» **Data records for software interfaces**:
================

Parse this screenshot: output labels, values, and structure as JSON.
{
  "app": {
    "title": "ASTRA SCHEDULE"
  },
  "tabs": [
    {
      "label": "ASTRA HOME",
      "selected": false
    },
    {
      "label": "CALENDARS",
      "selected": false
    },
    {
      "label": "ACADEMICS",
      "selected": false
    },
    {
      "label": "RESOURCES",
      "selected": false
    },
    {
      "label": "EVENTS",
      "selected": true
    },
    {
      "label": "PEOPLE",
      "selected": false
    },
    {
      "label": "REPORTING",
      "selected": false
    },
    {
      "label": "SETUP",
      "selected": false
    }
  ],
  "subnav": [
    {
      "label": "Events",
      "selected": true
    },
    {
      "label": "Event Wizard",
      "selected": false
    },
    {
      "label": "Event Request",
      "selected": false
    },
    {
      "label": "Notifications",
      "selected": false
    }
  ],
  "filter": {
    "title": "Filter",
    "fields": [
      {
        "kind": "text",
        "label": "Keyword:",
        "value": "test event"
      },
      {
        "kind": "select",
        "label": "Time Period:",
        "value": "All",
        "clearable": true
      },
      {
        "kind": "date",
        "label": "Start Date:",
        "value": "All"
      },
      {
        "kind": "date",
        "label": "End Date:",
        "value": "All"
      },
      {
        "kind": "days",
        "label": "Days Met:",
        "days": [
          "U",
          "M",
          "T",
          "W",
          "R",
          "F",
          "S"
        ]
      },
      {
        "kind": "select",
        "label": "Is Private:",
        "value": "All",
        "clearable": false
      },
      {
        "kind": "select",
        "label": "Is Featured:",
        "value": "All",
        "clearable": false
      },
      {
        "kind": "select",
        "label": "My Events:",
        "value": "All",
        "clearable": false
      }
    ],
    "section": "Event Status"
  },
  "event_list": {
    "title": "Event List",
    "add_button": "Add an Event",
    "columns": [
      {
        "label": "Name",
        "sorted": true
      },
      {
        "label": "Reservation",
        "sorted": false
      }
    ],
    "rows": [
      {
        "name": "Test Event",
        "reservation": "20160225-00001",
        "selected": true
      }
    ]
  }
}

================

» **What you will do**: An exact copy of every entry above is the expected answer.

» **Result below**:
Parse this screenshot: output labels, values, and structure as JSON.
{
  "app": {
    "title": "ASTRA SCHEDULE"
  },
  "tabs": [
    {
      "label": "ASTRA HOME",
      "selected": false
    },
    {
      "label": "CALENDARS",
      "selected": false
    },
    {
      "label": "ACADEMICS",
      "selected": false
    },
    {
      "label": "RESOURCES",
      "selected": false
    },
    {
      "label": "EVENTS",
      "selected": true
    },
    {
      "label": "PEOPLE",
      "selected": false
    },
    {
      "label": "REPORTING",
      "selected": false
    },
    {
      "label": "SETUP",
      "selected": false
    }
  ],
  "subnav": [
    {
      "label": "Events",
      "selected": true
    },
    {
      "label": "Event Wizard",
      "selected": false
    },
    {
      "label": "Event Request",
      "selected": false
    },
    {
      "label": "Notifications",
      "selected": false
    }
  ],
  "filter": {
    "title": "Filter",
    "fields": [
      {
        "kind": "text",
        "label": "Keyword:",
        "value": "test event"
      },
      {
        "kind": "select",
        "label": "Time Period:",
        "value": "All",
        "clearable": true
      },
      {
        "kind": "date",
        "label": "Start Date:",
        "value": "All"
      },
      {
        "kind": "date",
        "label": "End Date:",
        "value": "All"
      },
      {
        "kind": "days",
        "label": "Days Met:",
        "days": [
          "U",
          "M",
          "T",
          "W",
          "R",
          "F",
          "S"
        ]
      },
      {
        "kind": "select",
        "label": "Is Private:",
        "value": "All",
        "clearable": false
      },
      {
        "kind": "select",
        "label": "Is Featured:",
        "value": "All",
        "clearable": false
      },
      {
        "kind": "select",
        "label": "My Events:",
        "value": "All",
        "clearable": false
      }
    ],
    "section": "Event Status"
  },
  "event_list": {
    "title": "Event List",
    "add_button": "Add an Event",
    "columns": [
      {
        "label": "Name",
        "sorted": true
      },
      {
        "label": "Reservation",
        "sorted": false
      }
    ],
    "rows": [
      {
        "name": "Test Event",
        "reservation": "20160225-00001",
        "selected": true
      }
    ]
  }
}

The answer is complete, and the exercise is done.